Dreams of Being is about someone who so badly wants to be great that he’s failed to realize his own obsession until he witnesses someone else’s.
There are moments that harken back to Jay McInerney’s Bright Light, Big City. A main character that is so preoccupied with wandering around the city we almost miss the core motivation for their wandering. Whereas we find out the main character in McInerney’s book is trying to outpace the inevitable grief of his dying mother, I don’t think we totally find an external purpose for our narrator in Dreams of Being. The parallels between the books might have sent me looking for an underlying issue, but in the end it was his own internal problems with alcoholism and a misguided pursuit of greatness that drove him to walk the city—which, in a way, can be reason enough.
About halfway through the book, it ends. Or it felt like it ended. The journey we were on with Jiro and the narrator came to a close. At first, I was skeptical because it didn’t feel like the story quite took off until Jiro and the narrator teamed up for the documentary, and I didn’t expect a figure as central as Jiro to be replaced. But the isolation with the narrator in the second half of the book works, and it works damn well. It comes when he’s moved past being self-obsessed, and on to introspection. He is trying to figure himself out and hoping to find context to all the circumstances he’s found himself in. The question of his artistic worth is posed, and the only way to get the answer is through his act of meditation. In the beginning, I raised an eyebrow at the choice of this main character, but in the end I don’t think it would’ve worked in any other way.
It’s an interesting book because, while I thought it was moving too slowly, I realize these spots were needed. Without them, you’d have nothing to weigh the alternative against. Seidlinger is creating these expectations where my knee-jerk reaction is resistance, but then wins me over. He’s turning my own expectations over on themselves, which draws me further into the story. When you get down to it, Dreams of Being is about someone who so badly wants to be great that he’s failed to realize his own obsession until he witnesses someone else’s. Wanting to be great isn’t an obsession.
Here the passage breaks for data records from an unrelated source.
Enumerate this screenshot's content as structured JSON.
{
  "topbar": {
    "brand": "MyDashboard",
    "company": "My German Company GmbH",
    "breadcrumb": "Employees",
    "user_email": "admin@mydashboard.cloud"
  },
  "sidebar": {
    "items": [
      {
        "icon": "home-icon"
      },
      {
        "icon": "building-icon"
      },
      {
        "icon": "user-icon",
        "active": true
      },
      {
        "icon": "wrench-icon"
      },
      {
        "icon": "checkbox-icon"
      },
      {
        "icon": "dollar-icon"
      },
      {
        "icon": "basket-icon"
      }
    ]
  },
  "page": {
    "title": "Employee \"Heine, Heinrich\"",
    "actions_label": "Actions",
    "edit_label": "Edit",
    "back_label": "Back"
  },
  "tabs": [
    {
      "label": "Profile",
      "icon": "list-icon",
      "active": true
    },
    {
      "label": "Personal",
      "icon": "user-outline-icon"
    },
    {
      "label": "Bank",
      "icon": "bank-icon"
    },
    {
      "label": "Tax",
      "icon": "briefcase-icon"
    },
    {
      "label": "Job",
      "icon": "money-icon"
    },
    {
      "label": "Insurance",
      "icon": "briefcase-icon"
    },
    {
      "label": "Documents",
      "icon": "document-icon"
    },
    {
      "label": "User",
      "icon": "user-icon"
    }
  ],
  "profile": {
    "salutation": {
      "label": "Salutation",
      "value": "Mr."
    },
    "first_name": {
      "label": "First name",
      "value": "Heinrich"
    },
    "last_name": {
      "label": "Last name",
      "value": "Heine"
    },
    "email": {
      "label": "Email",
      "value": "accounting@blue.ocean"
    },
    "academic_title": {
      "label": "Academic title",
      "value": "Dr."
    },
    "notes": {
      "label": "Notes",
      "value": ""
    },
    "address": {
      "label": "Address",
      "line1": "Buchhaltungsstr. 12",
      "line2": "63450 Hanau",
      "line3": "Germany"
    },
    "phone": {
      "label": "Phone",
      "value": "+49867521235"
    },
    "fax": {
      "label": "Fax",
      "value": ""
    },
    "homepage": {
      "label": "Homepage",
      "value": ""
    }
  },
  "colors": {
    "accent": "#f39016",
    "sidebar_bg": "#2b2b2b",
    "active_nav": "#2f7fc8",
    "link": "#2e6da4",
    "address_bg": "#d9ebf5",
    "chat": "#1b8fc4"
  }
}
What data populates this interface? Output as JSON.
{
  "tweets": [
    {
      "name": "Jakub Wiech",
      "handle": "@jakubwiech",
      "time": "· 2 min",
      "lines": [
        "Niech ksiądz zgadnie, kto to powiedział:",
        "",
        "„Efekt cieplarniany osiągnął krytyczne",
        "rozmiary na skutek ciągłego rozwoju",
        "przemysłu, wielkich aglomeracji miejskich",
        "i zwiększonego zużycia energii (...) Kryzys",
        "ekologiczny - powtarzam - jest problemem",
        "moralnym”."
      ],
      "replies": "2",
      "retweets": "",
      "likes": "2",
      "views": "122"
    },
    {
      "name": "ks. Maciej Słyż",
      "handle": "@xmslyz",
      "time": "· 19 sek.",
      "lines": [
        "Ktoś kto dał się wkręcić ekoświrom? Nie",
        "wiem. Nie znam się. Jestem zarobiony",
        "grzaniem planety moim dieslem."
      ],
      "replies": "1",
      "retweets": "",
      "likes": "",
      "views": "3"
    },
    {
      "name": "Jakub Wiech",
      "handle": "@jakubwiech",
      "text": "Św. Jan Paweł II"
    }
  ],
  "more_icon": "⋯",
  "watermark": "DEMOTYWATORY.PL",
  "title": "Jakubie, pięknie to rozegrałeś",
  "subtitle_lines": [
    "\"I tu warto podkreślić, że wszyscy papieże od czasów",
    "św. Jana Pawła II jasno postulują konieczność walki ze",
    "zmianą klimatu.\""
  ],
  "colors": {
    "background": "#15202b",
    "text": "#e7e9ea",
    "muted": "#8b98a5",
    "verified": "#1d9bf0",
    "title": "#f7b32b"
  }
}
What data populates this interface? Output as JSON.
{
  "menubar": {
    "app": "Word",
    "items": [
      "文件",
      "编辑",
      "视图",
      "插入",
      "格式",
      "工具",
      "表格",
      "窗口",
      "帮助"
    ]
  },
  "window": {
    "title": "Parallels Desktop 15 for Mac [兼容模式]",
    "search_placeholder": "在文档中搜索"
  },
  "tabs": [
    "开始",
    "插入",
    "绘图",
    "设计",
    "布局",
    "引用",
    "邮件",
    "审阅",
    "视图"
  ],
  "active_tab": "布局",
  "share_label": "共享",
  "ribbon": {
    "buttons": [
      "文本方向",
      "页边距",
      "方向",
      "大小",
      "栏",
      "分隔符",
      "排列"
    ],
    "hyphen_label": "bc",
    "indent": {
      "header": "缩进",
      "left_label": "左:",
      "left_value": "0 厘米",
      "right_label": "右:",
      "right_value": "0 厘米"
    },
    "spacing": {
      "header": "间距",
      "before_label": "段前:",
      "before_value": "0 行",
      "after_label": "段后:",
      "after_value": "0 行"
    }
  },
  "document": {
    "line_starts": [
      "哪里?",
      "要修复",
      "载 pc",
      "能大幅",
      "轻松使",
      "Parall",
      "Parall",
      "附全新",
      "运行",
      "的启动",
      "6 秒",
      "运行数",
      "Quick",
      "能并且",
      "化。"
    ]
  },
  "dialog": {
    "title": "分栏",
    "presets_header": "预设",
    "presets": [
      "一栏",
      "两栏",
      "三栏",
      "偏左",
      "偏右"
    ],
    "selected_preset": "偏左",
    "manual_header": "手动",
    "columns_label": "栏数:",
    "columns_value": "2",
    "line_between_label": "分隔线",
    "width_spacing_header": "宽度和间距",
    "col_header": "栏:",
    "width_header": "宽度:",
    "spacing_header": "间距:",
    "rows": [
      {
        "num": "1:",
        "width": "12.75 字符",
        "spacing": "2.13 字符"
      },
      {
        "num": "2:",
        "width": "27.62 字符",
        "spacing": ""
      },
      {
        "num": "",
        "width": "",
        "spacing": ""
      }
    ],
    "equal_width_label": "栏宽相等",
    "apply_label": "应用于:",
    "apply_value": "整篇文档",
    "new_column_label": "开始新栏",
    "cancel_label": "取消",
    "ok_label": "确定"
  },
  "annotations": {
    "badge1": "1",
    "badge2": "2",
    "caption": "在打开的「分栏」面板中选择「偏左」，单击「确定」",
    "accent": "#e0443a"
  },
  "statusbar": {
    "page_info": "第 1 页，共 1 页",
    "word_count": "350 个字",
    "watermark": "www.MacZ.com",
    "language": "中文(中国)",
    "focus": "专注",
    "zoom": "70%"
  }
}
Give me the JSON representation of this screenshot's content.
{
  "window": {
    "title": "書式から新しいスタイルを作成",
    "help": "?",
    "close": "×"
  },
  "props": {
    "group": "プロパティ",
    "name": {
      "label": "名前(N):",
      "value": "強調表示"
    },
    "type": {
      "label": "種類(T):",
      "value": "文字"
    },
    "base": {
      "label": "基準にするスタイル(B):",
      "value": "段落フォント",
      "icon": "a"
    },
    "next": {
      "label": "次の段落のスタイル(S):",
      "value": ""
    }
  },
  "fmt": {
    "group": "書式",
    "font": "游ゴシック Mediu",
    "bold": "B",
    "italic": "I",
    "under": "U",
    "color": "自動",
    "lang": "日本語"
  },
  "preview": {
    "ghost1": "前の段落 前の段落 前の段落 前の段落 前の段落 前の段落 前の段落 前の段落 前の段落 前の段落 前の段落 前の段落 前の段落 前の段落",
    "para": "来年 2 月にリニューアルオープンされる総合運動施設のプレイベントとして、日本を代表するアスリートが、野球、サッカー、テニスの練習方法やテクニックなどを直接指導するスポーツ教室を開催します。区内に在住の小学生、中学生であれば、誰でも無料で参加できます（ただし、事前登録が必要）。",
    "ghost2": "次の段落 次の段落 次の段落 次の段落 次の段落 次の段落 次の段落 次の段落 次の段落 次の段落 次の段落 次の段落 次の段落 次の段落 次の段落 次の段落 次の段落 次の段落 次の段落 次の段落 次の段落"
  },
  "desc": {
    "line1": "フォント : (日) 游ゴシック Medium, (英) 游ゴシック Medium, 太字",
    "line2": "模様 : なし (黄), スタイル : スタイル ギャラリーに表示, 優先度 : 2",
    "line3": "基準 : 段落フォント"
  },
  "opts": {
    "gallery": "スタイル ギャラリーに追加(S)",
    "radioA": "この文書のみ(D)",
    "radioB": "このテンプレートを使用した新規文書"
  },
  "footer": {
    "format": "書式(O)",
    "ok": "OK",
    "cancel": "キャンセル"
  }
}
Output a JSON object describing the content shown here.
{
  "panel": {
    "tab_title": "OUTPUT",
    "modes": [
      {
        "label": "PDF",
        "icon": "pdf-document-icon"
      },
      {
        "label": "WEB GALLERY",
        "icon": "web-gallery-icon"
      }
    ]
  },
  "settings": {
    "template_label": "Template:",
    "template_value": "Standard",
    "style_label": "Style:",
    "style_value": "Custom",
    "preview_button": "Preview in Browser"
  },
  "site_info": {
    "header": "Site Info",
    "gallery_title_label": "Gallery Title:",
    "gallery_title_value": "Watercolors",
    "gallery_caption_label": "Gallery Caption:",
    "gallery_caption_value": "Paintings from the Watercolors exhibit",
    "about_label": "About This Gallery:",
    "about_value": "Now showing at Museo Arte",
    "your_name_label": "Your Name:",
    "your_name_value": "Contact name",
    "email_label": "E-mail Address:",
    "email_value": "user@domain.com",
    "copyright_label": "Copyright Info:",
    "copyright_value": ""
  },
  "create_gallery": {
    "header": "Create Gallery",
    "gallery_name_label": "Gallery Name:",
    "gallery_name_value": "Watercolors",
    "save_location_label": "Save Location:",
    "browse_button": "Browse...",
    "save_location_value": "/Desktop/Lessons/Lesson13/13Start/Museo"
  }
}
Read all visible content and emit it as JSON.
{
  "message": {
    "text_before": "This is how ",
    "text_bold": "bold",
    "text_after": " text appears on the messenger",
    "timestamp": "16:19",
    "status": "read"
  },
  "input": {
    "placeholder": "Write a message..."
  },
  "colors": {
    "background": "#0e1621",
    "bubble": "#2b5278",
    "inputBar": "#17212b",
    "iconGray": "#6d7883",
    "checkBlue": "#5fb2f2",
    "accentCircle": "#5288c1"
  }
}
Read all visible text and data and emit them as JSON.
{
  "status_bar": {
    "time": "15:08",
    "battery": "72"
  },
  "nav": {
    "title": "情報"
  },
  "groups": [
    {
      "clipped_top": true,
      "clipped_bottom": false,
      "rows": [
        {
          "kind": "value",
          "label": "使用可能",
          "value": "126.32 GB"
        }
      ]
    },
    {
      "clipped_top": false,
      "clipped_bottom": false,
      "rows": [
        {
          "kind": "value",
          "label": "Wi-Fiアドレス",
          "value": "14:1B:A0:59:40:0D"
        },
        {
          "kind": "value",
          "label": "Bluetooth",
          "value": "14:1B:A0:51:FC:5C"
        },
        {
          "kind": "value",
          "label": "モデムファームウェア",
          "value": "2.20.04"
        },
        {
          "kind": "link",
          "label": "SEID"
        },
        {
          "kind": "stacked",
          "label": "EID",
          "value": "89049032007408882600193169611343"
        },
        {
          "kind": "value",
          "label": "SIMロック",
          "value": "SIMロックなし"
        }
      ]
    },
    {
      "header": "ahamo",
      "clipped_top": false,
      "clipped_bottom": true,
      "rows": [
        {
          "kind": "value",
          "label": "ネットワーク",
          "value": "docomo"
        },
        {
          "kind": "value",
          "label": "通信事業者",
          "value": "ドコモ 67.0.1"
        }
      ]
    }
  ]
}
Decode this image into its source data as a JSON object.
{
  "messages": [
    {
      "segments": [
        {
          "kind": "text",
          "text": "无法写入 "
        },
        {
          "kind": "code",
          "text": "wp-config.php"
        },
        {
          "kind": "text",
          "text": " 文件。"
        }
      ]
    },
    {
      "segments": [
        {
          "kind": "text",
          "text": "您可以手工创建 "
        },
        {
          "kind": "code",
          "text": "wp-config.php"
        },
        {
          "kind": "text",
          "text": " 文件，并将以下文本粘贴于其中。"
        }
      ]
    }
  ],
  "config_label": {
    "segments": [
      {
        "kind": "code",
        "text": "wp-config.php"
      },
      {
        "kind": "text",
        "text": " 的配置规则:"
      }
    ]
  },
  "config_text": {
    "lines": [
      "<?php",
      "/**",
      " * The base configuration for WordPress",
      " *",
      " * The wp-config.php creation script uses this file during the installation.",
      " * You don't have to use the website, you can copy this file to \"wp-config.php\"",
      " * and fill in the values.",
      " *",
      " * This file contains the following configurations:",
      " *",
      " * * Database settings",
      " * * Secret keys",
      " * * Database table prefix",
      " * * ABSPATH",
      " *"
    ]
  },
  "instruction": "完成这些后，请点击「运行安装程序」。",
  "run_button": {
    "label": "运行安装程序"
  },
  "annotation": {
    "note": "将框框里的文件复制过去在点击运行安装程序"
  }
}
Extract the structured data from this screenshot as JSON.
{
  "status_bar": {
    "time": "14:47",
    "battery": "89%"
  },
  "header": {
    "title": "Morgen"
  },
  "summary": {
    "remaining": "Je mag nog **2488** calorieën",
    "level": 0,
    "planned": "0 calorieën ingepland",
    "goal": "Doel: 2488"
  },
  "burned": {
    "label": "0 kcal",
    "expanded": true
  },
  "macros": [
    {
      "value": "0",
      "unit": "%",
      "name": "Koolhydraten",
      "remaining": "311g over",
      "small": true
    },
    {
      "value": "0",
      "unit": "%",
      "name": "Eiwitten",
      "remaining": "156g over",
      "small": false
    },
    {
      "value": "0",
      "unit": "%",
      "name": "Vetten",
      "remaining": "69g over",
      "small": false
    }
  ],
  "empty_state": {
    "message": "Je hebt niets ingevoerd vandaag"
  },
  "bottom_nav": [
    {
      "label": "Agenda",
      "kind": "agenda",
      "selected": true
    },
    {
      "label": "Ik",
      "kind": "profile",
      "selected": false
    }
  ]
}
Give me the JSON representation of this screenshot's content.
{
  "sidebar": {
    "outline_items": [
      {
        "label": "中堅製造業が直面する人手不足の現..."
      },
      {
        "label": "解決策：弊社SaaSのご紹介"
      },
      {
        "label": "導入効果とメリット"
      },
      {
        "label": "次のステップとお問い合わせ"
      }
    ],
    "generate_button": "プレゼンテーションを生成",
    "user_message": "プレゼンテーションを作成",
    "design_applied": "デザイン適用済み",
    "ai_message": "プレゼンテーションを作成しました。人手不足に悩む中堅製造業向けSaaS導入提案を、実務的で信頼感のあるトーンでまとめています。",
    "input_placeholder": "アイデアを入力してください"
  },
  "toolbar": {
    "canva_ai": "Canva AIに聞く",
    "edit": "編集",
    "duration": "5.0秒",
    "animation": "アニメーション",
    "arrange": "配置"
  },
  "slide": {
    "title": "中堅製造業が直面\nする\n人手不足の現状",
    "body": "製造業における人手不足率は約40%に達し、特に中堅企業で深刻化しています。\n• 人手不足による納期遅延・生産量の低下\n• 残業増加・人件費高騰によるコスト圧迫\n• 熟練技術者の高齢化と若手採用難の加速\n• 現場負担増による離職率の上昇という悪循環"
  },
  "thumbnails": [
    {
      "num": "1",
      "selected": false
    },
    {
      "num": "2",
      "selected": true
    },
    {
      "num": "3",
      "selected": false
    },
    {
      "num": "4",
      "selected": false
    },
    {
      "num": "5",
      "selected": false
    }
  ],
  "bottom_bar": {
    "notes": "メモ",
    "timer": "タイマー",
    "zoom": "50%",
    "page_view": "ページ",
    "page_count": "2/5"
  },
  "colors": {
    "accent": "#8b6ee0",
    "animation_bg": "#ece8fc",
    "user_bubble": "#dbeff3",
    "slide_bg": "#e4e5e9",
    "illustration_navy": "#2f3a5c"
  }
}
It’s a roadblock. Finding your subject, or muse, is what all of us should be doing, and I feel called into the world to find my own experiences.